“This guidance provides real-world examples and feasible steps for companies to help them understand and take action on the impact their operations have on peoples’ access to water and sanitation. Water and sanitation are crucial issues to both the environment and human rights and this guidance provides companies with a way to take their existing water and sanitation programs and broaden or adapt them in order to meet their responsibility to respect the rights,” said Rachel Davis, Managing Director of Shift.
Companies have increasingly recognized their water practices have environmental impacts; they are now beginning to focus on understanding how their practices impact human rights. In response, businesses can look to the guidance to provide step-by-step direction for their responsibility to respect human rights via the key procedural elements of the UN Guiding Principles.
Download the full report here.
About the CEO Water Mandate
Launched in July 2007 by UN Secretary-General Ban Ki-moon, the CEO Water Mandate is a public-private initiative designed to assist companies in the development, implementation and disclosure of water sustainability policies and practices. Led by the United Nations Global Compact in partnership with the Pacific Institute, the CEO Water Mandate offers a unique action platform to share best and emerging practices and to forge multi-stakeholder partnerships to address the problems of access to water and sanitation. The CEO Water Mandate has been endorsed by 120 companies from a range of industries and sectors. www.ceowatermandate.org
About the Pacific Institute
The Pacific Institute, a Co-Secretariat of the CEO Water Mandate since the inception of the initiative, is one of the world’s leading independent nonprofits conducting research to create a healthier planet and sustainable communities. Based in Oakland, California, the Institute conducts interdisciplinary research and partners with stakeholders to produce solutions that advance environmental protection, economic development, and social equity. The Pacific Institute works to change policy and find real-world solutions to problems such as water shortages, habitat destruction, climate change, and environmental injustice. www.pacinst.org

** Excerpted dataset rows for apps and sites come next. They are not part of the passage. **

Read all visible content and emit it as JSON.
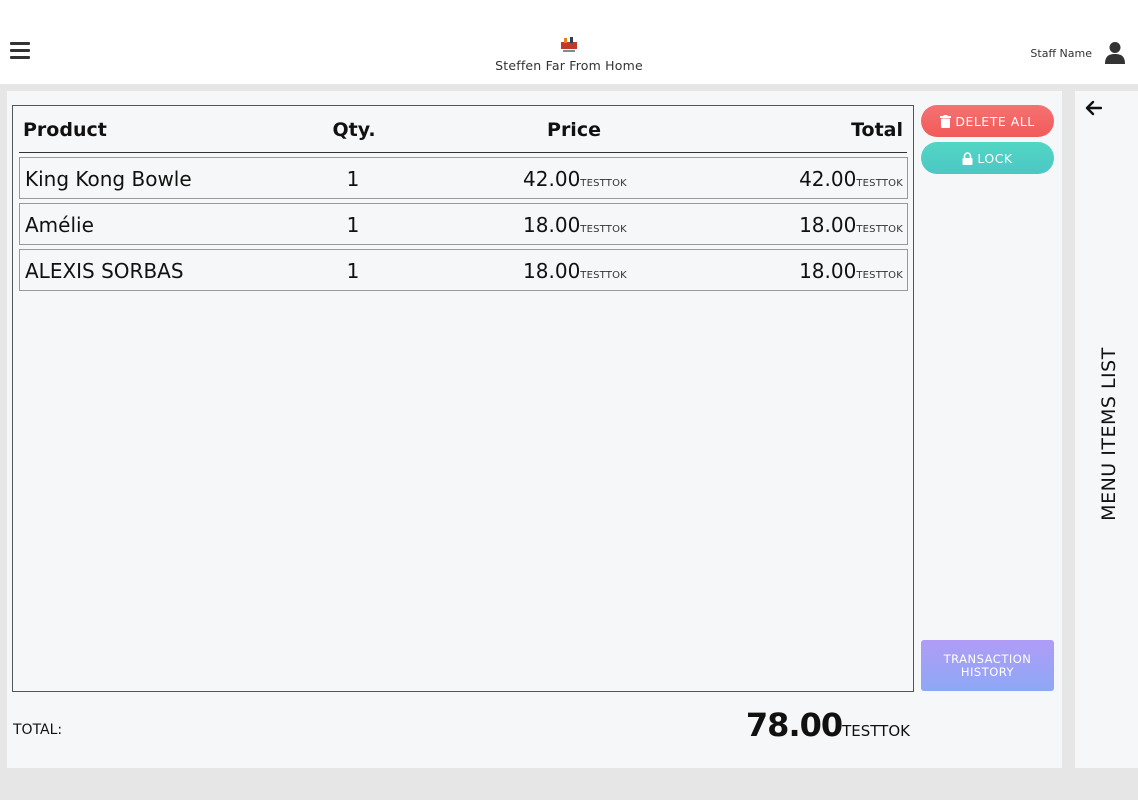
{
  "header": {
    "menu_icon": "hamburger-icon",
    "brand_name": "Steffen Far From Home",
    "staff_name": "Staff Name",
    "avatar_icon": "user-icon"
  },
  "cart": {
    "columns": {
      "product": "Product",
      "qty": "Qty.",
      "price": "Price",
      "total": "Total"
    },
    "currency": "TESTTOK",
    "items": [
      {
        "product": "King Kong Bowle",
        "qty": "1",
        "price": "42.00",
        "total": "42.00"
      },
      {
        "product": "Amélie",
        "qty": "1",
        "price": "18.00",
        "total": "18.00"
      },
      {
        "product": "ALEXIS SORBAS",
        "qty": "1",
        "price": "18.00",
        "total": "18.00"
      }
    ],
    "total_label": "TOTAL:",
    "total_value": "78.00"
  },
  "actions": {
    "delete_all": "DELETE ALL",
    "lock": "LOCK",
    "history_line1": "TRANSACTION",
    "history_line2": "HISTORY"
  },
  "side_panel": {
    "title": "MENU ITEMS LIST",
    "back_icon": "arrow-left-icon"
  },
  "colors": {
    "delete": "#f25f5f",
    "lock": "#4dcfc5",
    "history": "#9fa3f5",
    "panel_bg": "#f6f7f9",
    "page_bg": "#e6e6e6"
  }
}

Shift is an independent, non-profit center for business and human rights practice. It is staffed by a team that was centrally involved in shaping and writing the UN Guiding Principles on Business and Human Rights, and is chaired by the author of the Guiding Principles, Professor John Ruggie.
Shift provides the expert knowledge and guidance for businesses and governments to put the UN Guiding Principles into practice. Based on lessons from this work, Shift develops public guidance materials to support improved practices for the respect and protection of human rights globally. www.shiftproject.org